The Court’s holding in favor of WinCo supports the lower court’s finding that under California law, plaintiffs were not yet employees of WinCo when they took the drug test and were therefore not entitled to compensation under California wage and hour laws.
Plaintiffs argued that because the drug tests were administered under the control of the employer – and because California law applies a control test to determine whether an employment relationship exists – plaintiffs must be regarded as employees. This argument was rejected as the Court reasoned that control over a drug test as part of the job application process is not control over the performance of the job. Specifically, the Court noted that the plaintiffs were not performing work for an “employer” when they took the pre-employment drug test; they were instead applying for a job, and as such they were not yet employees. Alternate theories of contract law were also presented to the Court and summarily rejected.
While the same issues have been alleged in similar cases with identical outcomes, most have been removed to federal court. This decision marks the first time a state court decision has been upheld affirming that applicants sent for pre-employment drug testing are not yet employees when they took the drug test and as such are not entitled to compensation for associated time and travel expenses.
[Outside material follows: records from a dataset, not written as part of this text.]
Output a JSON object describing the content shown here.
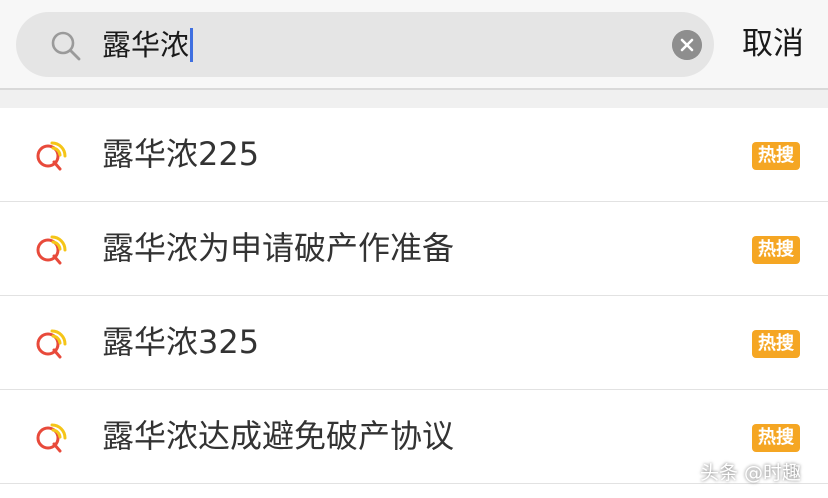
{
  "search": {
    "query": "露华浓",
    "cancel_label": "取消",
    "search_icon": "search-icon",
    "clear_icon": "clear-icon"
  },
  "colors": {
    "caret": "#3f6fe0",
    "hot_badge": "#f5a623",
    "icon_red": "#e84a3b",
    "icon_yellow": "#f5c518"
  },
  "suggestions": [
    {
      "text": "露华浓225",
      "badge": "热搜"
    },
    {
      "text": "露华浓为申请破产作准备",
      "badge": "热搜"
    },
    {
      "text": "露华浓325",
      "badge": "热搜"
    },
    {
      "text": "露华浓达成避免破产协议",
      "badge": "热搜"
    }
  ],
  "watermark": "头条 @时趣"
}
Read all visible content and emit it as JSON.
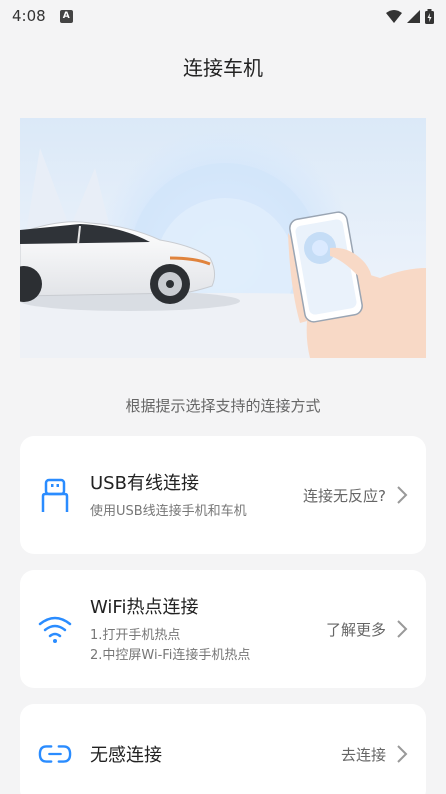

Employers should keep in mind that this decision does not change an employer’s obligation to pay drug testing facility fees when it requires applicants to undergo preemployment drug testing.